A content strategy can keep your website from falling apart.
Review your content
First things first. Proofread, edit, update, and remove outdated information. This is perhaps the single most important rule for any content strategy. It will establish a baseline for where your content is and where it needs to be. If you adopt only one rule, let this be it.

Write for the web
The basic tenant of this rule is simplicity and here are the primary components:
  • Create short, simple, relevant headings/section titles.
  • Break up long blocks of text with paragraphs and bulleted lists to highlight the main points. This treatments is called “chunking”. It’s easier on your site visitor’s eyes and much easier to read. Using page or CMS Items (link) is an excellent tool for this. A lot of text is too much on the web.
  • Use plain language for longer, more technical information. This is actually a good practice for any text on any section.
  • Never underline text unless it is a link. It causes confusion for site visitors. Find other ways to highlight text such as bolding or italicizing.

Let the Content Management System (CMS) do the work
Every design has its own built-in combination of font types, styles, sizes and overall colors scheme. Since content editors function much like MS Word, it’s tempting to play around with formatting. But this is where trouble can arise as each administrator may apply different formatting styles to different areas.
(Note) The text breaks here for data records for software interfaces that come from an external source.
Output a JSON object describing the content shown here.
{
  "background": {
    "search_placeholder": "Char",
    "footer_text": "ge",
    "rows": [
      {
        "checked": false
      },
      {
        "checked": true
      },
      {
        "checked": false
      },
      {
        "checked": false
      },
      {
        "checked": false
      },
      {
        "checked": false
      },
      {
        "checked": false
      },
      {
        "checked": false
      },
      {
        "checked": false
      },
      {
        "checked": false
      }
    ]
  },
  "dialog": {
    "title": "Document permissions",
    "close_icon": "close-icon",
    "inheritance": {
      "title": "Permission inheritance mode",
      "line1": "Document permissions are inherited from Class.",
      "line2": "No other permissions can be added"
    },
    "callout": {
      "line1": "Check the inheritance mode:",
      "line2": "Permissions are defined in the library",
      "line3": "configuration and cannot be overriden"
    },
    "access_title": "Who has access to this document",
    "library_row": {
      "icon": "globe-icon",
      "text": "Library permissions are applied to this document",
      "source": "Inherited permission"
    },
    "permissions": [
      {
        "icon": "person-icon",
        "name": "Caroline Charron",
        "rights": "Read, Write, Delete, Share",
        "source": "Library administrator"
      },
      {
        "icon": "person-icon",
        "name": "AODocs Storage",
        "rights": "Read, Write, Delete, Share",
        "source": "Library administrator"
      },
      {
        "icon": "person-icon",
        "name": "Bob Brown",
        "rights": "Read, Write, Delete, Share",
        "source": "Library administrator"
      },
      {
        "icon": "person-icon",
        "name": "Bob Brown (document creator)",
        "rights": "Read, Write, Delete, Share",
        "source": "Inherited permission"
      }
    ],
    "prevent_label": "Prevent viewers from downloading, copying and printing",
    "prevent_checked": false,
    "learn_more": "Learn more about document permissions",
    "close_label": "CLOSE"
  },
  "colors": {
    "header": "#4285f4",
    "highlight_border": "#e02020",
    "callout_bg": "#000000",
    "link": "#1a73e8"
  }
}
The easiest way to keep your content consistent is to let the CMS do the work.
  • Use the default fonts and associated styles built into the design. If you decide to change any of these elements, be sure to decide as a group so everyone is doing the same thing.
  • Add content directly into the CMS content editor. Do not create an external Word doc and then copy/paste.
  • Only use ALL CAPS for a short title or if that style is built into the design headings.

Follow accessibility (ADA) standards
ADA guidelines are kind of a “twofer”. If you apply them to your content, you get a website that is both consistent and more accessible to all visitors. How can you lose?

Set a content review & update schedule
Admittedly this one can be a big challenge to establish staff-wide, but if it is, your content strategy just became that much easier to implement. Even if you just convene the web administrators once a year for a site review, that will pay big dividends.

Ensure new web administrators are trained
This isn’t a true content strategy principle per se but it definitely falls under the large umbrella of maintaining a professional local government website. Remember to have new web administrators trained on the CMS and the ways of your in-house web guidelines. Consistent content is the key to a great site. One errant admin and the whole thing can fall apart!

GovOffice offers a wide variety of content services to help keep your municipal website in tip-top shape. Contact us today to discuss your needs!